(Xeloda) can be effective in patients with HER2-positive breast cancer that has spread to the brain. This is the first systemic treatment to gain recognition by the National Comprehensive Cancer Network (NCCN) guidelines for treatment of patients
with brain metastases. Multiple trials are currently underway to test additional treatments approaches for cancer that has spread to the brain.
- Hormonal therapy, which deprives ER-positive breast cancers of estrogen, is part of after-surgery therapy for early ER-positive breast cancer, and is often successful at preventing return of the disease. However, ER-positive breast cancer can recur
many years later, often at a site far from the original tumor. Researchers led by
Myles Brown, MD, have discovered that breast tumor cells can carry an abnormal "receptor" for estrogen, potentially allowing them to grow even when estrogen is absent.
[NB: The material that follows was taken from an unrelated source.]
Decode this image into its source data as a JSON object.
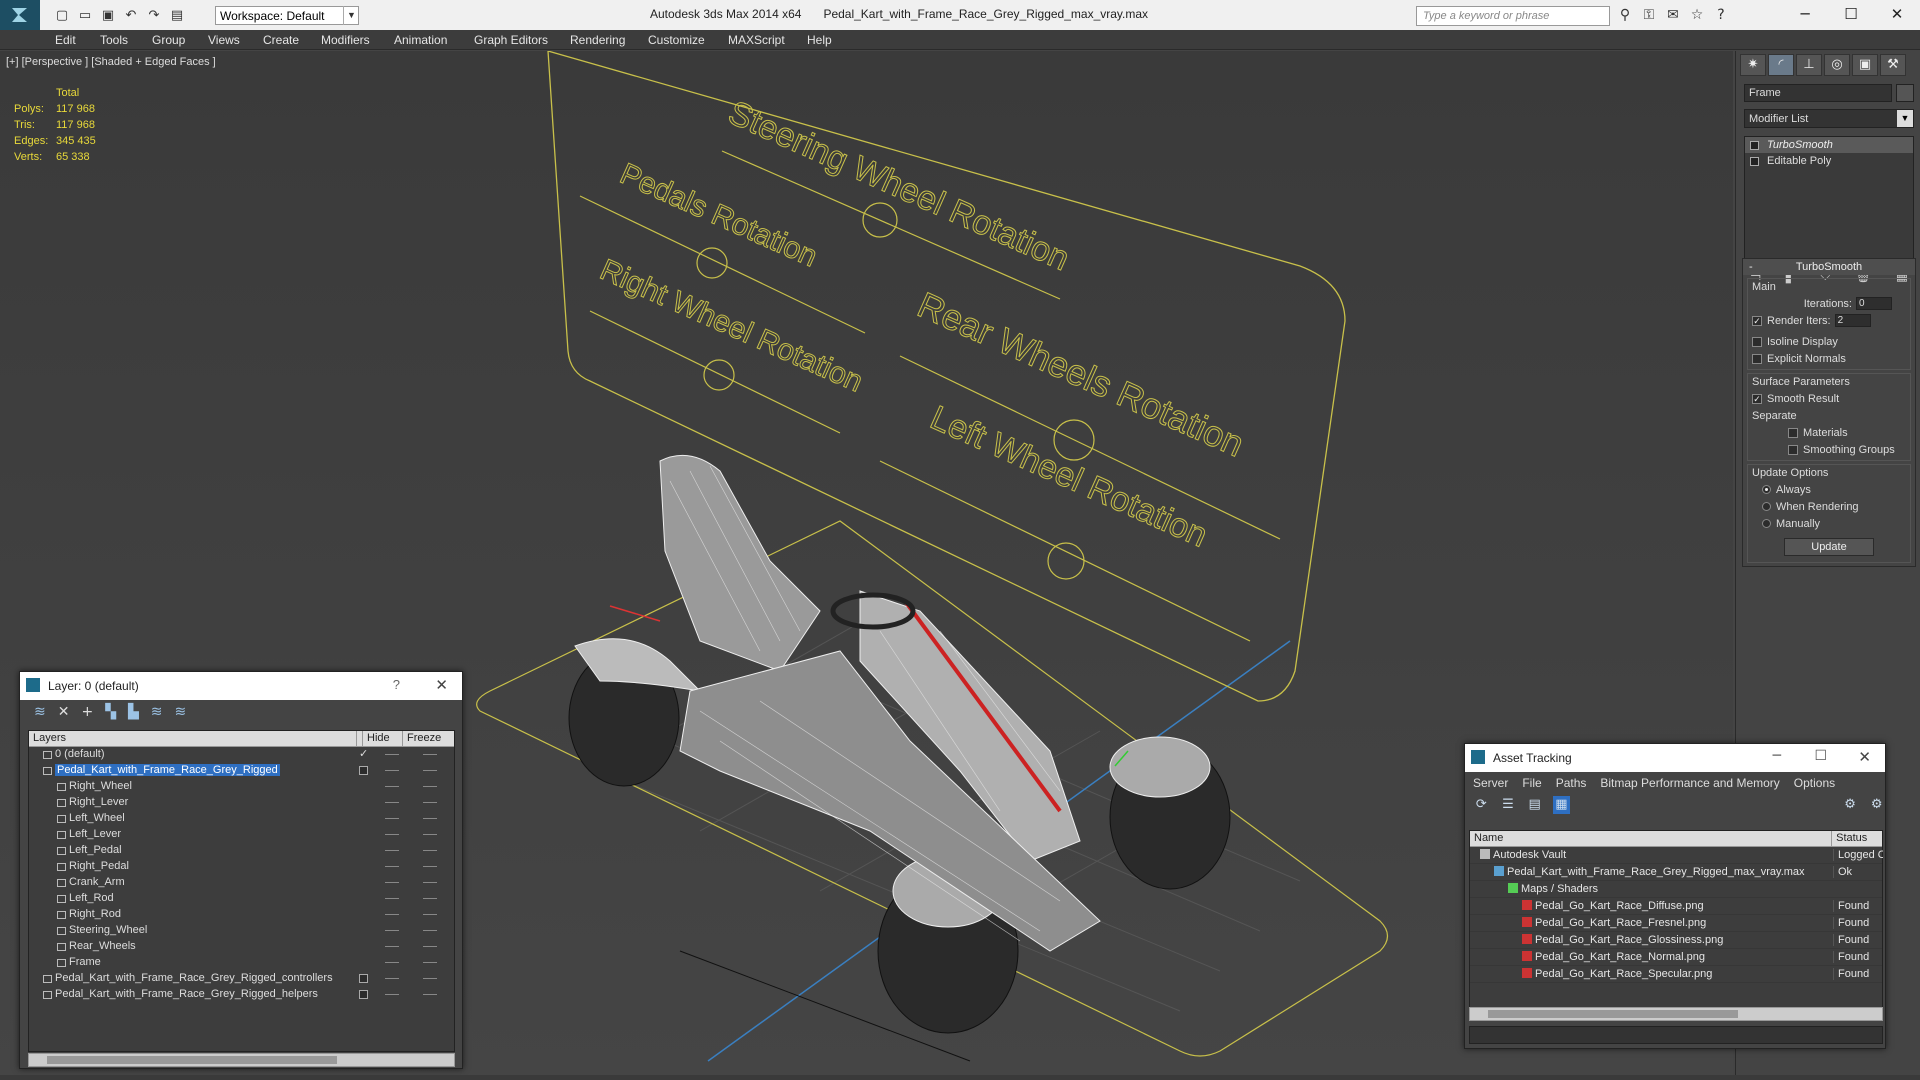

Researchers hope to use this finding
to guide the development of new drug agents.
- Brown and his colleague
Rinath Jeselsohn, MD, are studying a particularly promising class of drugs for metastatic, ER-positive breast cancers. Known as selective estrogen receptor degraders (or SERDs), they clamp onto
the estrogen receptor and cause it to crumble, so the tumor cells no longer respond to estrogen.
- Other research is focusing on the molecular makeup of breast tumors — the presence of genetically distinct cells within a single tumor. Tumors with the most "heterogeneity" — the greatest diversity of cell types within them — are often more likely
to resist treatment and to metastasize. Researchers led by
Kornelia Polyak, MD, PhD, have discovered that the fastest-proliferating cells within a tumor aren't necessarily the main drivers of tumor growth, suggesting that efforts to develop new drugs should
focus on targeting the actual driver cells.
- Up to 50 percent of HER2-positive breast cancers spread to the brain, but scientists have known little about how the process occurs. Recently a team of researchers including
Nikhil Wagle, MD, Eric Winer, MD, Ian Krop, MD, PhD,
Jean Zhao, PhD, Nancy Lin, MD, and Shom Goel, MD, PhD, found that approximately 12 percent of such tumors contain mutations that may explain why they don't respond well to the target drug trastuzumab, also
known as Herceptin. Researchers in Zhao's lab have implanted patients' metastatic tissue into animal research models, making it possible to test various drugs to see which may be most effective against the disease.